J S Machine 01-17-2011 11:16 AM

Nails - what size(s) to use for light frame construction?
 
I'm fixing to do some light wood frame construction. From what I can find, 16d nails seem to be the nails I need. I've done some building of things before and used various nails, but never paid attention to what is correct.

I don't have a nail gun so I will most likely be driving every one of these by hand. I see that cement coated is easier to drive. I'm just not sure what I need.

3.5" nails seem like a good size, but I don't think those will work when nailing two 2x4s together for instance. With a combined board cross section thickness of 3" (1.5+1.5) I would have .5" of nail sticking out the back side. I know this isn't right is it?

On the other hand, a 3.5" nail seems okay for toe nailing or other nailing situations where I might need the extra length.

Suggestions?

BigJim 01-17-2011 04:53 PM

Quote:

Originally Posted by J S Machine (Post 572251)
I'm fixing to do some light wood frame construction. From what I can find, 16d nails seem to be the nails I need. I've done some building of things before and used various nails, but never paid attention to what is correct.

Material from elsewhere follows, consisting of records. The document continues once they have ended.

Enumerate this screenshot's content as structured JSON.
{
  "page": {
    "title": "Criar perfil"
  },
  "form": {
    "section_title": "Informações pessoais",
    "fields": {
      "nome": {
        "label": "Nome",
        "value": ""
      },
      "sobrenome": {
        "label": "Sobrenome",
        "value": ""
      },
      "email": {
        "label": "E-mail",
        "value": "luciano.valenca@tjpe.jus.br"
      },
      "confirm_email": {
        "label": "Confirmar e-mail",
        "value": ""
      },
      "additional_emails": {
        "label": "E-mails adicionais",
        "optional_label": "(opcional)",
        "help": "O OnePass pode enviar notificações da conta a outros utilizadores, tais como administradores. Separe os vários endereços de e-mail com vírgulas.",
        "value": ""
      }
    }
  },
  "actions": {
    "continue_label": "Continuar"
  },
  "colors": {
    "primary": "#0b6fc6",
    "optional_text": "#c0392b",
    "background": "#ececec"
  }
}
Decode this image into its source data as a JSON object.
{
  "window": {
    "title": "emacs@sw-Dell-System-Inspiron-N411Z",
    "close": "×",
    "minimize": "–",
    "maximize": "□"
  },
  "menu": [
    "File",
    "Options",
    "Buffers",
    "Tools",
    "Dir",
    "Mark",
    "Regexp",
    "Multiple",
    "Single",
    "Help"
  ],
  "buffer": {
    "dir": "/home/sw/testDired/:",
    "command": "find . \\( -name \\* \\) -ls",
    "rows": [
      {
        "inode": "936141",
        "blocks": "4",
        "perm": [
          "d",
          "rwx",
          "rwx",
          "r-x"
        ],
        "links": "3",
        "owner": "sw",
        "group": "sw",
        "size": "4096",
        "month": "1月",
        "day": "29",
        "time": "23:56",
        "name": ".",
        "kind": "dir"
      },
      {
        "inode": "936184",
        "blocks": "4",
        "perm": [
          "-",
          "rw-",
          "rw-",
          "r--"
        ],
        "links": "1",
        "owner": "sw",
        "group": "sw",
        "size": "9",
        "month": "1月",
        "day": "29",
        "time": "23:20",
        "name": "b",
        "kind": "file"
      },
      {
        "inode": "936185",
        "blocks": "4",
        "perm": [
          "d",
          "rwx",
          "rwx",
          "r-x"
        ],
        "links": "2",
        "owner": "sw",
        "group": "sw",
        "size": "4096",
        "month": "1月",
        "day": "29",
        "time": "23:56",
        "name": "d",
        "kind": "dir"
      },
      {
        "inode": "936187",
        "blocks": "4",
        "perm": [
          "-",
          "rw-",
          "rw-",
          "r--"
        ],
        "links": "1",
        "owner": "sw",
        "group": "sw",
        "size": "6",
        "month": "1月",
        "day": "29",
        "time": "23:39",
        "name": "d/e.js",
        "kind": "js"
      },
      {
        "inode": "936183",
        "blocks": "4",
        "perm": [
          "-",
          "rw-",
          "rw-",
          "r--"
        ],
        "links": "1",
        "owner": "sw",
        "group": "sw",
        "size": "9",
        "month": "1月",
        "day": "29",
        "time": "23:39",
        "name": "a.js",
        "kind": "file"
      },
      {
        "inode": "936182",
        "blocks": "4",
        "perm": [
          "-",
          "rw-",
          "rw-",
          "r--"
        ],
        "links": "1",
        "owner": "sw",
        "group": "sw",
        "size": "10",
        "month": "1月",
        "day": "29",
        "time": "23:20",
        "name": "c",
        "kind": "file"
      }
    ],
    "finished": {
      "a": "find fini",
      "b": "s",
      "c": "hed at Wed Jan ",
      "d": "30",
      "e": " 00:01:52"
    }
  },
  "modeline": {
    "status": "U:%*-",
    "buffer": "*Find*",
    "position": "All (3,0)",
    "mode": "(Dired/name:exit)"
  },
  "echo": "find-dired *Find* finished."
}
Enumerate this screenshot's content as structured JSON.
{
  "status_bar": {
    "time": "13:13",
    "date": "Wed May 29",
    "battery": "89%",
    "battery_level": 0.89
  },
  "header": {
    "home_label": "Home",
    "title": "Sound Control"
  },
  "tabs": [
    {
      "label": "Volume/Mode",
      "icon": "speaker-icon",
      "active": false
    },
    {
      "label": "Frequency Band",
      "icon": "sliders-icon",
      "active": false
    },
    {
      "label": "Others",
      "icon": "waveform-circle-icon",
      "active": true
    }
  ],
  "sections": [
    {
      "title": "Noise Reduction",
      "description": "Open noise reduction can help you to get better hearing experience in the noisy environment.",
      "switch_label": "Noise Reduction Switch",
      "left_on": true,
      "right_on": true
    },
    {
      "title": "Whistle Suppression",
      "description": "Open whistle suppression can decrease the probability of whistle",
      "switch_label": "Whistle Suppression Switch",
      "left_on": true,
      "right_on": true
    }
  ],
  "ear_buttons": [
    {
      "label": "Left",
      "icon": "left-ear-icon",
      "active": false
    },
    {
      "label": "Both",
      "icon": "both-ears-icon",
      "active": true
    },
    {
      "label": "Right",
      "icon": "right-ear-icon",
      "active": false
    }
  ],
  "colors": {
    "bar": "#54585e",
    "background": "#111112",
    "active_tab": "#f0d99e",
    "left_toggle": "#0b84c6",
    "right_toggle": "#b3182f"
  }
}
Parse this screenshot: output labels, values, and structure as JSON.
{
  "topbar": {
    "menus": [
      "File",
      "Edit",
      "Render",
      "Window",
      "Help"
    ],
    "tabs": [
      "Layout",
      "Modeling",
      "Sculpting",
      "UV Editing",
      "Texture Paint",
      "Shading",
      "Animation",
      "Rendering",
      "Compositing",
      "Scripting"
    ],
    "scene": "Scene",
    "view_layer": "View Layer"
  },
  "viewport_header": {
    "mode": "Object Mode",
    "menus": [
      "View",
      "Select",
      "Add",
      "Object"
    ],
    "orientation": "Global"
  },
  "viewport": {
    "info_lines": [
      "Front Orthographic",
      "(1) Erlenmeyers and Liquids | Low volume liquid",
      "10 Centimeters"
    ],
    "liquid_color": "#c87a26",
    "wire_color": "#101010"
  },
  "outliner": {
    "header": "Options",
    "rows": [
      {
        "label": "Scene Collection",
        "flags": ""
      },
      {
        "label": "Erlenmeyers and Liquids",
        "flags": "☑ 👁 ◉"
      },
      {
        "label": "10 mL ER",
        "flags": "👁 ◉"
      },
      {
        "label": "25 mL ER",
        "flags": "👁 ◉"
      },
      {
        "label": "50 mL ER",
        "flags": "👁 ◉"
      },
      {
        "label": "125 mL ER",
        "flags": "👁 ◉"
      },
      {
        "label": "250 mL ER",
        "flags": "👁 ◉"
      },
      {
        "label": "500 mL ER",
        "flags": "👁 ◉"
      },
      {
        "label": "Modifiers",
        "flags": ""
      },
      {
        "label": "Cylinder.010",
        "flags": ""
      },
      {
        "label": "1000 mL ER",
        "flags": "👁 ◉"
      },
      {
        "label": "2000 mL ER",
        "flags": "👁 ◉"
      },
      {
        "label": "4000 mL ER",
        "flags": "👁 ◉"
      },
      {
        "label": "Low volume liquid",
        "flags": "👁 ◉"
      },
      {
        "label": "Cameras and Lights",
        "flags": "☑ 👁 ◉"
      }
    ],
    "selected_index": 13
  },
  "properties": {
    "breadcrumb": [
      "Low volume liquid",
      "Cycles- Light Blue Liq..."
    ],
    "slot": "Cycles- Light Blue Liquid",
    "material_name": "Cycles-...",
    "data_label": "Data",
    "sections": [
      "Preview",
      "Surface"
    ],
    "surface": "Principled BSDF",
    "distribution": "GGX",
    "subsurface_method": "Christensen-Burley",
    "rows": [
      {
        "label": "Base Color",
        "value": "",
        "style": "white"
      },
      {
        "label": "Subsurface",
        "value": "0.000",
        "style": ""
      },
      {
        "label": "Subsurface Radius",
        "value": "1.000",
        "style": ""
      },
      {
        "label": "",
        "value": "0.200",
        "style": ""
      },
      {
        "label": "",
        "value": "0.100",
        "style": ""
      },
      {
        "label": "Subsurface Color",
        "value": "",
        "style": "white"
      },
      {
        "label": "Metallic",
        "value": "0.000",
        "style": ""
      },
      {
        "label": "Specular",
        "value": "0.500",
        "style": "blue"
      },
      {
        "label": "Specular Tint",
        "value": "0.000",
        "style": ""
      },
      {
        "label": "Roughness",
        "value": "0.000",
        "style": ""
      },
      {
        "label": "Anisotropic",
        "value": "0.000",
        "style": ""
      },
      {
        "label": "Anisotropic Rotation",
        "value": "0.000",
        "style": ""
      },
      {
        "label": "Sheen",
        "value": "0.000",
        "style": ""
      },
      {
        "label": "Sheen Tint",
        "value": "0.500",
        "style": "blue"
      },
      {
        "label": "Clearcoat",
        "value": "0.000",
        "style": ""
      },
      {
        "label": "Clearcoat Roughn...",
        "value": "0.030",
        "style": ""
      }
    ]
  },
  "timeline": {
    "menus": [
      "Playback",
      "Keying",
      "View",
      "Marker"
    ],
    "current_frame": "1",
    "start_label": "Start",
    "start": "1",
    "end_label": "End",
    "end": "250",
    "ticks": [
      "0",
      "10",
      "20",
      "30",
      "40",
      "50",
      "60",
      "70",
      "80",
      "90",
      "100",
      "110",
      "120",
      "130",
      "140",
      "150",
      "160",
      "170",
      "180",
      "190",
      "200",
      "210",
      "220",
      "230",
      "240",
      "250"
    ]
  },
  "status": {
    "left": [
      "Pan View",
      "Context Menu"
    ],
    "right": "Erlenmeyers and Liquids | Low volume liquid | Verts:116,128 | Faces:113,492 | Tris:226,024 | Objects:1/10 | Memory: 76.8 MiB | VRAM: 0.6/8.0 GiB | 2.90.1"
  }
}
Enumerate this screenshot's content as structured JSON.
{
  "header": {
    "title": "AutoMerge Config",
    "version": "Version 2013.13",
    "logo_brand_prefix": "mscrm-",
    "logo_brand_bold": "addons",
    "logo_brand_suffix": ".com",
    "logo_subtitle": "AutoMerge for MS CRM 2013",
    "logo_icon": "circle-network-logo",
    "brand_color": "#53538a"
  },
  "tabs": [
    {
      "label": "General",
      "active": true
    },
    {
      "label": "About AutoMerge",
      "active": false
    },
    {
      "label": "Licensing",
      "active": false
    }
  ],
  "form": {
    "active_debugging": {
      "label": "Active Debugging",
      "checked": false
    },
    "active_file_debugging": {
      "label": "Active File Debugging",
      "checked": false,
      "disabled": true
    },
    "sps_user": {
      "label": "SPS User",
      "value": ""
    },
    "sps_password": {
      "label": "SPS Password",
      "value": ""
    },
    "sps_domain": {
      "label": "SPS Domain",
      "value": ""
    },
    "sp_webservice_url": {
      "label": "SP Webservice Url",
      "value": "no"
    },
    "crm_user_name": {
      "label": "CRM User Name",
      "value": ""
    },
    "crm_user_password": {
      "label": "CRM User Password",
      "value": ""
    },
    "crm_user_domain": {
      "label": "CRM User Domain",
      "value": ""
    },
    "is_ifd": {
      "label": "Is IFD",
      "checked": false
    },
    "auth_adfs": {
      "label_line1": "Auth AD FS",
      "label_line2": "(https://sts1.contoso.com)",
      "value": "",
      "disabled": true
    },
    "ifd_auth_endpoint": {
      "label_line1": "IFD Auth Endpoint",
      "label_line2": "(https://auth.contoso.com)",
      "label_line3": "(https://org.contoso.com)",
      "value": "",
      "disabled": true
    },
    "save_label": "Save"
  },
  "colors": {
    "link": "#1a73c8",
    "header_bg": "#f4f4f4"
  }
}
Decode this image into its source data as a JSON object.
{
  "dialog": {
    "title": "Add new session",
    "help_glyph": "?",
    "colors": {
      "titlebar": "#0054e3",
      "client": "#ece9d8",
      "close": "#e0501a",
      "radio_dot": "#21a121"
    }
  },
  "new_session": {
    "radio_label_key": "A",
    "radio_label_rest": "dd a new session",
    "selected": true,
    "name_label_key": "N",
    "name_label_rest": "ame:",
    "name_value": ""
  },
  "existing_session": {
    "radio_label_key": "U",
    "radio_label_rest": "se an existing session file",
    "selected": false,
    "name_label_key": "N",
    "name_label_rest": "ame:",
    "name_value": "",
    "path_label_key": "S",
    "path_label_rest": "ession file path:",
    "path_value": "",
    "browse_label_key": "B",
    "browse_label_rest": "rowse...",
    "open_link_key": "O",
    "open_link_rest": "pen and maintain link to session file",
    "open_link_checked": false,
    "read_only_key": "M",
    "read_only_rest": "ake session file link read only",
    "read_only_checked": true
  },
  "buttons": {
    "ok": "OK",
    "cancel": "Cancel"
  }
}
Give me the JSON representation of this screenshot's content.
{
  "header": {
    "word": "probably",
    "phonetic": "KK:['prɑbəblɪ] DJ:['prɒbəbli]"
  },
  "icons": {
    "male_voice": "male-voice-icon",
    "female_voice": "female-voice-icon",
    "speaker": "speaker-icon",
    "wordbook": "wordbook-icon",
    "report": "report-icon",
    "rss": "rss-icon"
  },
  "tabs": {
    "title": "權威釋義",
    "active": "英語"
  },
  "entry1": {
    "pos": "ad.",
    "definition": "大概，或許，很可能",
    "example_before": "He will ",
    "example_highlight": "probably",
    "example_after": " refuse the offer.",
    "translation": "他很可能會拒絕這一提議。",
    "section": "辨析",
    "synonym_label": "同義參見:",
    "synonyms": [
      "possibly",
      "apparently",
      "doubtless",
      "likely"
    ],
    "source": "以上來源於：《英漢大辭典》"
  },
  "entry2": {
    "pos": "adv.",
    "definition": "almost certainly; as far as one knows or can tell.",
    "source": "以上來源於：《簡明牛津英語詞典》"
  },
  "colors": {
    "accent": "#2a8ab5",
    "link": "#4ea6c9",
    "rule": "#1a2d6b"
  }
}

I don't have a nail gun so I will most likely be driving every one of these by hand. I see that cement coated is easier to drive. I'm just not sure what I need.

3.5" nails seem like a good size, but I don't think those will work when nailing two 2x4s together for instance. With a combined board cross section thickness of 3" (1.5+1.5) I would have .5" of nail sticking out the back side. I know this isn't right is it?

On the other hand, a 3.5" nail seems okay for toe nailing or other nailing situations where I might need the extra length.

Suggestions?

12d coated hand nails for framing, you would hate using 16d for the very reason you stated, they are too long.

bob22 01-17-2011 06:22 PM

I was told once that a general rule of thumb was to use a nail 3x's the thickness of the thinner piece of wood being joined by the nails.

loneframer 01-17-2011 06:27 PM

When doubling 2x members, I like to use 12s and clench the nail point over to pinch the boards. 16s tend to do alot of splitting. 8s are my fastener of choice for toe nailing studs, for instance.

benjamincall 01-17-2011 07:36 PM

Check out pages 2-4 of chapter six:

http://www2.iccsafe.org/states/newje...l_Frameset.htm

jklingel 01-18-2011 03:49 AM

16d splitting depends on the hardness of the wood and whether or not you are at the end of a stud. at the ends, do your best to nail across different grains, as opposed to the nail being parallel to the board; that pretty well guarantees a split at the end of a stud. you can always drill the end of the board, too, but that is an obvious pita and an emergency deal. if nailing two studs together, angle the nail instead of going straight across. it will hold better, too, esp if you alternate the direction in which you nail.


All times are GMT -5. The time now is 10:01 PM.


Copyright 2003-2014 Escalate Media LP. All Rights Reserved